    • isiNdebele
    • isiXhosa
    • Kinyarwanda
    • Northern Sotho
    • Swati
    • Sesotho
    • Tswana
    • Tshivenda
    • Xitsonga

    Along with the four African languages we already support: Afrikaans, Amharic, Swahili and Zulu, this release brings voice typing support to 13 African languages, and 80 languages total around the world.

    This development would not have been possible without two key advances in the state of the art for automatic speech recognition. The first advance is related to AI models for speech recognition. We employed a technique known as multilingual modeling, which uses data from multiple languages to train a single speech recognition model.
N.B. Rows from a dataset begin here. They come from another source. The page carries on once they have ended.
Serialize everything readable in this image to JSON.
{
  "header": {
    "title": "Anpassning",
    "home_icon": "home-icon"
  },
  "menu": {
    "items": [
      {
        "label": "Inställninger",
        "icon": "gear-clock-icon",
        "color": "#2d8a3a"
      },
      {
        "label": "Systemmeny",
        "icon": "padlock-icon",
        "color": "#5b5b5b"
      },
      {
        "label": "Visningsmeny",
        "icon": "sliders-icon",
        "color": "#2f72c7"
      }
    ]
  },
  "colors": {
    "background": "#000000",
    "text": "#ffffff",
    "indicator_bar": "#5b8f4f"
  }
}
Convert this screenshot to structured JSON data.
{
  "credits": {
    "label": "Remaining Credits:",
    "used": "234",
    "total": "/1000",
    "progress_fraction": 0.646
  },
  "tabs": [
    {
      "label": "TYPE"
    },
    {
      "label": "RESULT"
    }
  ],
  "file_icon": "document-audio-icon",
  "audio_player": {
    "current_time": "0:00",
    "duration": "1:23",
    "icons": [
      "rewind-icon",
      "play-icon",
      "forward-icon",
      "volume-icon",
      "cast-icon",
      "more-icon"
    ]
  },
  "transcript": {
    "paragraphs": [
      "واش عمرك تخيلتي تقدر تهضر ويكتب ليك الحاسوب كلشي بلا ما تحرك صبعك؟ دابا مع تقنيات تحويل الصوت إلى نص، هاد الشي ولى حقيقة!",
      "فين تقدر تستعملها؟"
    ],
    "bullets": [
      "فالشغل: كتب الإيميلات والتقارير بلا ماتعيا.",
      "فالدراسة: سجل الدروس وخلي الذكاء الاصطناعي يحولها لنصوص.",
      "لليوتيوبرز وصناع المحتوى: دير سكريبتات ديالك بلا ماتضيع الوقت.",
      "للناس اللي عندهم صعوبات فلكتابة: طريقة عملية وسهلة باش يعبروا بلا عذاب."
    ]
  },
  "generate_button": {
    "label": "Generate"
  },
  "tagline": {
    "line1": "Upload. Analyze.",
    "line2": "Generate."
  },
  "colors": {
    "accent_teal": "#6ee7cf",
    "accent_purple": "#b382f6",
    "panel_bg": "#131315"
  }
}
This method allows the languages with less data to benefit from those with more data, to improve quality for all the languages. The second advance is related to data. In the last few years, communities, individuals and organizations have created and open sourced high quality datasets for African languages. 

    The languages launching today are possible thanks in part to the efforts of researchers and organizations in Africa to create and publish data (see our paper for the data we used for each language). In particular, we’d like to thank the creators of the NCHLT corpus for South African languages, without which many of the South African languages launching today would not have been possible. We’d also like to thank Digital Umuganda for their work in creating the Kinyarwanda corpus and publishing it on Mozilla Common Voice, one of the largest resources ever created for an African language. 

    Google is also working to collect data for more African languages, through our TaskMate and Crowdsource platforms, and we have partnered with universities and researchers on data collection projects, for example our work with the Bambara community and the Waxal speech data project.

    Wherever you want to type, whether it’s a message, an email, or posting on social media, try voice typing on your Android device with Gboard. It’s quick, easy and faster for your friends to read than a voice note :)

    Get set up on Gboard: 

    Posted by Sandy Ritchie, Linguist in the Speech Recognition team